Do You Want to Reduce the Number of Recantations? - iRecord

Do You Want to Reduce the Number of Recantations?

Do you know how to avoid catastrophe when it comes to closing child abuse cases? The last thing that an investigator wants to deal with in a child abuse case is recantation.  One of the best ways to reduce the risk of recantations is through use of tested techniques and appropriate equipment as well as research-based training of clinicians involved.

What you might not know is that electronic recording equipment can actually help reduce the number of recantations your CAC handles.

In a research piece written a decade ago and updated in 2011, Dr. David Kingby, Maureen Drost and Muriel Wells, Recantation and False Allegations of Child Abuse, provide a guide that provides guidance to CAC clinicians when it comes to child abuse cases and points to ways to avoid faulty interview techniques and situations.
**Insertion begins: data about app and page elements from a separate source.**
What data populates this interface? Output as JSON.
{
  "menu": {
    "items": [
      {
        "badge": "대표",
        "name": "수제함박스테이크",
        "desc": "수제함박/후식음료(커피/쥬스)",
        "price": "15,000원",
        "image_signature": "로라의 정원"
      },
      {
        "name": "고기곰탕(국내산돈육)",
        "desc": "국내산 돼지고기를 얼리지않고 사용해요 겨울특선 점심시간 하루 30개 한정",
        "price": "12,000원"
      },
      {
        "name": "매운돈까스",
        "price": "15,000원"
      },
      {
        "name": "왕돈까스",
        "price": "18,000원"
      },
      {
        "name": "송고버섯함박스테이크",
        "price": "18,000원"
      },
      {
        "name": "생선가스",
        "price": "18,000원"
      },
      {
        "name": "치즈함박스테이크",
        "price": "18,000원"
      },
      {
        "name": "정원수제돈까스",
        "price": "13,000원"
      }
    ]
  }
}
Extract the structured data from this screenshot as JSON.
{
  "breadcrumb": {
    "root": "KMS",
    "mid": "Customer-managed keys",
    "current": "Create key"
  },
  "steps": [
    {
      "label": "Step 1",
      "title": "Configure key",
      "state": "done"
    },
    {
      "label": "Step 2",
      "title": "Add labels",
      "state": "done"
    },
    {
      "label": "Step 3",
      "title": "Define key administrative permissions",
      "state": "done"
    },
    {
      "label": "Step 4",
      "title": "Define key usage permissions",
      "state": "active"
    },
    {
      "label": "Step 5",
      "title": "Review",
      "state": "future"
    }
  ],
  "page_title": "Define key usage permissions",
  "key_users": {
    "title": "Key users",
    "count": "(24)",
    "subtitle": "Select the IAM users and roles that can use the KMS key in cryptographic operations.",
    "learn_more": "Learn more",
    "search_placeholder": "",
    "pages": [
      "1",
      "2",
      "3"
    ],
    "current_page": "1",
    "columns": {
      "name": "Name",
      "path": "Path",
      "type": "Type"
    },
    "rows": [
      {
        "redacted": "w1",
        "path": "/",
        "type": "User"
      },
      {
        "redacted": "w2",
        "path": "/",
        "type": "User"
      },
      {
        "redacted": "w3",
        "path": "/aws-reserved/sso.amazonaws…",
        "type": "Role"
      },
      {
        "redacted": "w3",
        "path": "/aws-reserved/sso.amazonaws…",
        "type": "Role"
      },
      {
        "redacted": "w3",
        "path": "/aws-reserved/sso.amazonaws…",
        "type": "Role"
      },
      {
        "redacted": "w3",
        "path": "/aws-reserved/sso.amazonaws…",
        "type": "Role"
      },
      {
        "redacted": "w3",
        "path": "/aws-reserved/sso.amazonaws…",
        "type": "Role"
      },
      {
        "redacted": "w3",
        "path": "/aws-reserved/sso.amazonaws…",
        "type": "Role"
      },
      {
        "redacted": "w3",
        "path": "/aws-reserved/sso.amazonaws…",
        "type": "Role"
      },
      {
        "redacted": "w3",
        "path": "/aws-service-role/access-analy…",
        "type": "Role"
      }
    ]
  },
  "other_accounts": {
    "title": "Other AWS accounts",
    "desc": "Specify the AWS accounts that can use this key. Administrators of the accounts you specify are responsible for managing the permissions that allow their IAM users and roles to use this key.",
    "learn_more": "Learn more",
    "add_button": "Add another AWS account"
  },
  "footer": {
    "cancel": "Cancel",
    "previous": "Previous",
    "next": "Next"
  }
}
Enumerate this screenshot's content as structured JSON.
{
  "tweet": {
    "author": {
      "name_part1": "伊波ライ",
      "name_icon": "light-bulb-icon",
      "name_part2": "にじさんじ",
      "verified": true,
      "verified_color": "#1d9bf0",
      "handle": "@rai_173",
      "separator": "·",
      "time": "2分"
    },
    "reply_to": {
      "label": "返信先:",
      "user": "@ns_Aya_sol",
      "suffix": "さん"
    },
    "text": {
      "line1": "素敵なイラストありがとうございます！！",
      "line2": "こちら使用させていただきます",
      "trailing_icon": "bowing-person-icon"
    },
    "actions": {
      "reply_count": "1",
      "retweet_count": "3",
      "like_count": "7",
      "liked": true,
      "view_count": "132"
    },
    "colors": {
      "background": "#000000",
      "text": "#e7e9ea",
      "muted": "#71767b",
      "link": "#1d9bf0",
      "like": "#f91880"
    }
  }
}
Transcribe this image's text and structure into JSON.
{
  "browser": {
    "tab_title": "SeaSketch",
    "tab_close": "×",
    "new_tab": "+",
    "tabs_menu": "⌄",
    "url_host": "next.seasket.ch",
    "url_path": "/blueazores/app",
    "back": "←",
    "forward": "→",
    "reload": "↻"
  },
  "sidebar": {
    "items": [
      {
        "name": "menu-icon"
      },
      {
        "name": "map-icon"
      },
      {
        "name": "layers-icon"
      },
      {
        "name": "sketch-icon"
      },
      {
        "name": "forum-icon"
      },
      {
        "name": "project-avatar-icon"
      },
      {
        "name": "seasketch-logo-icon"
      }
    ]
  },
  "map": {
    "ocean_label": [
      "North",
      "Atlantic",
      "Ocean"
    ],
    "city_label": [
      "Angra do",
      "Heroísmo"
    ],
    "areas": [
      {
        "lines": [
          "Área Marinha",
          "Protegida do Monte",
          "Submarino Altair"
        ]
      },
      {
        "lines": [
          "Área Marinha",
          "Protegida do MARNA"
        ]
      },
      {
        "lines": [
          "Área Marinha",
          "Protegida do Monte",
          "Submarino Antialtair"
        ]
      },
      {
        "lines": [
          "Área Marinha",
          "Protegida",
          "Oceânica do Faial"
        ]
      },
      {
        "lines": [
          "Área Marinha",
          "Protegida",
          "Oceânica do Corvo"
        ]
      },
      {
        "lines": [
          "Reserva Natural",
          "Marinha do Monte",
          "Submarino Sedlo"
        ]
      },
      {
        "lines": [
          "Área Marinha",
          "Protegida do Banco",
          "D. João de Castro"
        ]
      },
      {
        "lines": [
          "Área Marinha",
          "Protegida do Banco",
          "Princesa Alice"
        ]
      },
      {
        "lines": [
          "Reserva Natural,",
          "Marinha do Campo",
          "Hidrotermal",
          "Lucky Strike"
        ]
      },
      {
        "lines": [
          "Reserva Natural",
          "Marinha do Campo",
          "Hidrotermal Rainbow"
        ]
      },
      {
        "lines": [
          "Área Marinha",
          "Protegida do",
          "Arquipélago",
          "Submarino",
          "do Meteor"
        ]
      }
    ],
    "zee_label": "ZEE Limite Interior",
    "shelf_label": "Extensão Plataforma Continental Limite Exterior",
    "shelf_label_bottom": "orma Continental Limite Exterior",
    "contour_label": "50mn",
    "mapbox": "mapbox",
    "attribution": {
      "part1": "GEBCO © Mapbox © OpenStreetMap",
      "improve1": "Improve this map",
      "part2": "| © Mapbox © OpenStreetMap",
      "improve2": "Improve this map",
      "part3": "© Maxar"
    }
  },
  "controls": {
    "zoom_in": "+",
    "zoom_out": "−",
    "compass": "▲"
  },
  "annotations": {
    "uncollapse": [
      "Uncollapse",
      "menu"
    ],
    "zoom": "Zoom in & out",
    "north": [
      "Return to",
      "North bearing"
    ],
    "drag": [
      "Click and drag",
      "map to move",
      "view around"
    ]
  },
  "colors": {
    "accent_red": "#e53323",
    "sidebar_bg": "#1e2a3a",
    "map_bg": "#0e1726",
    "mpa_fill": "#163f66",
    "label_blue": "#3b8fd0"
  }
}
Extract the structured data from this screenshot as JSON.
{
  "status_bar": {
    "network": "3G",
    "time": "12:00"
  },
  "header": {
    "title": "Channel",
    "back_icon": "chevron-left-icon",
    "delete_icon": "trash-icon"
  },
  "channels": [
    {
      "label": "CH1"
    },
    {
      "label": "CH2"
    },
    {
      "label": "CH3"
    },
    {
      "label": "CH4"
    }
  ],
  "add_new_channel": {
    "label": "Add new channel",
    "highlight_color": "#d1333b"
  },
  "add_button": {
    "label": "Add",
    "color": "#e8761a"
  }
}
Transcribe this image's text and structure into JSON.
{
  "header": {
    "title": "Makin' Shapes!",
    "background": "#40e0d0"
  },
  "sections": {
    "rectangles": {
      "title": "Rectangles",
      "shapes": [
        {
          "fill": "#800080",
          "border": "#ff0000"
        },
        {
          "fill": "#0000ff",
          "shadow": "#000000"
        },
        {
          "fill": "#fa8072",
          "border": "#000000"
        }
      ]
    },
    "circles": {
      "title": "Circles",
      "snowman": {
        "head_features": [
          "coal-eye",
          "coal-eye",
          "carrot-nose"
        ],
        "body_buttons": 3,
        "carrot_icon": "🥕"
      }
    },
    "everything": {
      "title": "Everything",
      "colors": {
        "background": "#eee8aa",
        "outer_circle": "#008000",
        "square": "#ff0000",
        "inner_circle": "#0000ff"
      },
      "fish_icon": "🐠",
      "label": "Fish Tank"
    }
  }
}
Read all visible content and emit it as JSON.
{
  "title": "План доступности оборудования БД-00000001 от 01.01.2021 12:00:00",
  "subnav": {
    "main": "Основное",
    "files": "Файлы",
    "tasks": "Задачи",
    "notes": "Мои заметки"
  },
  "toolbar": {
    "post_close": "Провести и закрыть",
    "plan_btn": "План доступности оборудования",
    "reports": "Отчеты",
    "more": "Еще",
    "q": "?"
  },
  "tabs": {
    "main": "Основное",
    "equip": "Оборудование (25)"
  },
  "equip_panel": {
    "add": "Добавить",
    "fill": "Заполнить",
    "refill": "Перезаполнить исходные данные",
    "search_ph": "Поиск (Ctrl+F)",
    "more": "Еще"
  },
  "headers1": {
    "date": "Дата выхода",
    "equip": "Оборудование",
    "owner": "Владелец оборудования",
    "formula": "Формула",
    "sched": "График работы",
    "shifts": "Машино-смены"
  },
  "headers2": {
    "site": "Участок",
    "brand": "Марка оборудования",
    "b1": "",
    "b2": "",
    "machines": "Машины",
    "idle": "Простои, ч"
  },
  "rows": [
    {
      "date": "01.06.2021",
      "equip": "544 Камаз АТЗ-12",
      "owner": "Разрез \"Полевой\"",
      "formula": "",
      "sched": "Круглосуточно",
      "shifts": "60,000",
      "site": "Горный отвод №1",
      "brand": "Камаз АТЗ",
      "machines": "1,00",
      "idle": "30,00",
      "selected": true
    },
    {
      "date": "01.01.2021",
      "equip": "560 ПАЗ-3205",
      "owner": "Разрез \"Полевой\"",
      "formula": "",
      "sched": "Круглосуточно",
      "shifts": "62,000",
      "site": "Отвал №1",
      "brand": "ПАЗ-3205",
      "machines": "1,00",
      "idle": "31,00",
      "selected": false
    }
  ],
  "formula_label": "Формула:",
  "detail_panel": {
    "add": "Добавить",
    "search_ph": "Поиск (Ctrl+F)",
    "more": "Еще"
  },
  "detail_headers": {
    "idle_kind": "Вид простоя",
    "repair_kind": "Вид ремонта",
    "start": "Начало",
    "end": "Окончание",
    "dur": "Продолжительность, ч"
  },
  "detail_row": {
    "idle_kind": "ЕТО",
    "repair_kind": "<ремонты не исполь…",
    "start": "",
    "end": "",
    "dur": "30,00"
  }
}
7 Topics Explored on Recantation and False Allegations of Child Abuse Research:

  1. Findings that speak to decision-making and relationship to false negative and positive errors in cases of alleged child abuse
  2. The specific difficulties of conducting reliable and meaningful research on child abuse
  3. Children’s behavior and the fallacy of symptoms as markers in the case of suspected child sexual abuse
  4. The impact of Megan’s Law on children with sexual behavior problems
  5. The literature on children’s susceptibility to suggestibility
  6. Specific controversies including: repeated interviews, inconsistencies in children’s statements and recantations of sexual abuse
  7. The effectiveness of using props to make memory more accessible for verbal reporting

Reduce the Risk of Recantation in your CAC

So how can reduce the risk of recantation? Several research groups have looked at the topic from a variety of angles to explore this very subject. Some multi-disciplinary teams, including the American Prosecutors Research Institute, Investigation and Prosecution of Child Abuse, have used forensic interviews to assist a non-offending caretaker, typically the mother, in understanding the child’s victimization and helping the mother accept the child’s maltreatment.

Other findings show specifically that when children are believed and supported by their mothers, they are more likely to be successful in recovering from abuse (Howard, 1993) and are less likely to recant an allegation of abuse. (Malloy & Lyon, 2006).

Has your CAC considered the role of the caretaker, often the mother, when it comes to running its forensic interviews? Moreover, are you recording these with updated digital audio and video recording equipment?

Bring Justice to the Defenseless

We can share additional details and how it works with your center as you look to 2015 to improve how you move closer to your goals in reducing recantations and helping achieve justice for those who cannot defend themselves—children.

Contact us to learn more!